The core of the current problem is the part where cattle sale for slaughter is banned in animal markets, not the rules stipulating discipline and transparency in cattle trade and slaughter. Livestock markets are where 80 to 90 percent of the slaughter cattle sale happens in the country, according to meat traders’ body. Farmers bring their unused cattle to small, neighbourhood markets from where traders take the cattle to bigger mandis. Stopping this and imposing the farm-to-fork model overnight would have paralysed the industry since the availability of cattle will become a problem.
It is not practical for small traders to get the stock to supply to slaughter houses. This scarcity will not only hurt the slaughter activity but also connected industries such as tanning and leather.
Also, logically when the supply of cattle for slaughter is reduced, the consumers will naturally face steep price hikes and business could take a hit on account of lower demand. Particularly for states like Kerala, where meat consumption is high (according to the state finance minister, over 70 percent of the population eats beef), people saw this as government encroachment on their food habits and individual rights.
Adding to the problem, the Centre also included 'buffalo' in the banned meat list. Earlier, this wasn't the case. Even when the cow slaughter ban was in place, the meat that many hotels serve as 'beef' was buffalo meat, not cow meat. The inclusion of this category came as a double shock to the meat eater and meat trader in all those states.
The Centre is probably fighting a losing battle both in the court rooms and against the states since it is on weak ground on the matter. Essentially, regulating livestock markets and cattle trade is a state affair, while the Centre has the right only to intervene on matters of animal welfare.
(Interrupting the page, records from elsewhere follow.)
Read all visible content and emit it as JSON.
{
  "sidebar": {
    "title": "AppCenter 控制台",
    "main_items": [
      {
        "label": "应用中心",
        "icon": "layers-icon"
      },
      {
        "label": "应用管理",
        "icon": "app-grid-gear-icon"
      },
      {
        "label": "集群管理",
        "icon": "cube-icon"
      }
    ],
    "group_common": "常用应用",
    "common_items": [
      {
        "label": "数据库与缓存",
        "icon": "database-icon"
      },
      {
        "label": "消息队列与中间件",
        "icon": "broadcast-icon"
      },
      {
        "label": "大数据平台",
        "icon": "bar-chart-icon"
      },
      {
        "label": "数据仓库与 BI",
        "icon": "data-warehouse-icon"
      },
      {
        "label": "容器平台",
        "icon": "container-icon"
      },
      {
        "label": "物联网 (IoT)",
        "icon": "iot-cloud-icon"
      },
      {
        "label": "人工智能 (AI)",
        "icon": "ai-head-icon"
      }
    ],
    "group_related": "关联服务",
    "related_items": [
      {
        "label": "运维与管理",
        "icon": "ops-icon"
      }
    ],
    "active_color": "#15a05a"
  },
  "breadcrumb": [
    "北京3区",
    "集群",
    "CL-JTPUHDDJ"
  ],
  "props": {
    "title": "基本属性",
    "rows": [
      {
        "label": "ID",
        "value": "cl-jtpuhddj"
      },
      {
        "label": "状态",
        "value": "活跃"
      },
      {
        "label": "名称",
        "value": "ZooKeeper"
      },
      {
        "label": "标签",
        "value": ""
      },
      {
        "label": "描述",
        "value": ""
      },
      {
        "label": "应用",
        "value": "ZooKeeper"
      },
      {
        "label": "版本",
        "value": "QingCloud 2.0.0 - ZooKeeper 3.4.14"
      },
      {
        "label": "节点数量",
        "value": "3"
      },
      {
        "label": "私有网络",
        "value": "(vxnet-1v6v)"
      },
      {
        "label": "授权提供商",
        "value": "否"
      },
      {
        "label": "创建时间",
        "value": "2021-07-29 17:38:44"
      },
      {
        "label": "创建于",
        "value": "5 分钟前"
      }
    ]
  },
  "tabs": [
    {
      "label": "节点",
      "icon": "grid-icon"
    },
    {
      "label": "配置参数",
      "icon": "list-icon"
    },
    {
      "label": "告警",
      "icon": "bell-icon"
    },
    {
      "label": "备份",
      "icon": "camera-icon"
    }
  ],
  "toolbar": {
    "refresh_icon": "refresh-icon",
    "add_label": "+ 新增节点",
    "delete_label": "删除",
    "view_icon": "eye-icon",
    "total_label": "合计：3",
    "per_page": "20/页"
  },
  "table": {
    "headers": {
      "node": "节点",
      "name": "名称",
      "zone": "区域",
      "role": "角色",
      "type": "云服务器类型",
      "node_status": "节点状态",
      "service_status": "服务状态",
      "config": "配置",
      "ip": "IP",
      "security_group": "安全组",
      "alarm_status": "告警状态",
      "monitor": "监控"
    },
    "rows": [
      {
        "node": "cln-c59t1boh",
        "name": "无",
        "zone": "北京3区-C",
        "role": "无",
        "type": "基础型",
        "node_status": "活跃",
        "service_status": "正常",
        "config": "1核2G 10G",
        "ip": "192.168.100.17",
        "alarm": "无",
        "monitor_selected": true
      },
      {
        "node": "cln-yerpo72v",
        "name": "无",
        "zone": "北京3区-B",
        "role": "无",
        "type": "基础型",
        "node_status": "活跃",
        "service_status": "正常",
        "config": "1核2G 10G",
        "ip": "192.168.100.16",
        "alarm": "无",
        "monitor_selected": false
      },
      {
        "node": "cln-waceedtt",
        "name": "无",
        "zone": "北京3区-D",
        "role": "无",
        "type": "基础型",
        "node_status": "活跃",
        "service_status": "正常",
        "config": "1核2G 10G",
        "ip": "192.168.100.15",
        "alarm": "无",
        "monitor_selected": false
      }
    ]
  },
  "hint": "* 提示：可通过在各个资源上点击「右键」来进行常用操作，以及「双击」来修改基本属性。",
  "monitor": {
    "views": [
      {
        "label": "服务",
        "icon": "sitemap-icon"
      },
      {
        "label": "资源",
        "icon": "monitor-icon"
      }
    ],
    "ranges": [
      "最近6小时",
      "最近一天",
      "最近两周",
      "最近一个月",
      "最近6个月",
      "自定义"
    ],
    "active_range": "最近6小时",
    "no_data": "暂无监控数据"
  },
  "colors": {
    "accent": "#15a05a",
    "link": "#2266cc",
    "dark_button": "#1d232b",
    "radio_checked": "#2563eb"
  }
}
But, as reported by The Indian Express, Fahim Qureshi, the Hyderabad-based lawyer who moved the petition in the Supreme Court, has pointed out that Section 11 of the Prevention of Cruelty to Animals Act does not categorise slaughter of animals for food as cruelty on the condition that it is not accompanied by pain and suffering.
The Modi government will likely be left with no option but to review the ban on cattle sale for slaughter at the livestock markets.
Secondly, a government that has farmer welfare as a high priority and wants to double the farmer income by 2022, would not want to cripple the farm economy (poor farmers would be stuck with their unused cattle when markets disappear. They typically sell them in these markets and invest the money in buying new cattle) and the meat trade industry (India is one of the biggest meat exporters in the world).
But, the Modi government can save face without getting into a deeper mess by doing one simple thing: Restore the sale of cattle for slaughter in livestock markets and bring in stringent rules to prevent cattle theft, the sale of unhealthy cattle and ensuring the quality of meat sold to the public.
The government can stipulate minimum infrastructure and cleanliness requirements for market places and perhaps, bring in a new licensing system to weed out those who are non-compliant. Most of these rules are already in place in the notification under the Prevention of Cruelty to Animals (PCA) Act of 1960. By doing this, the government can avert major embarrassment. With at least five major meat consuming states turning against it and the promise of a long legal battle ahead, a course correction seems to be the only way out. Retaining cattle sale for slaughter in market places will bring life back to the meat industry while the government can simultaneously bring in rules to achieve the intended objectives.
The current course of action will only lead to bigger problems.
Updated Date: Jun 15, 2017 16:25 PM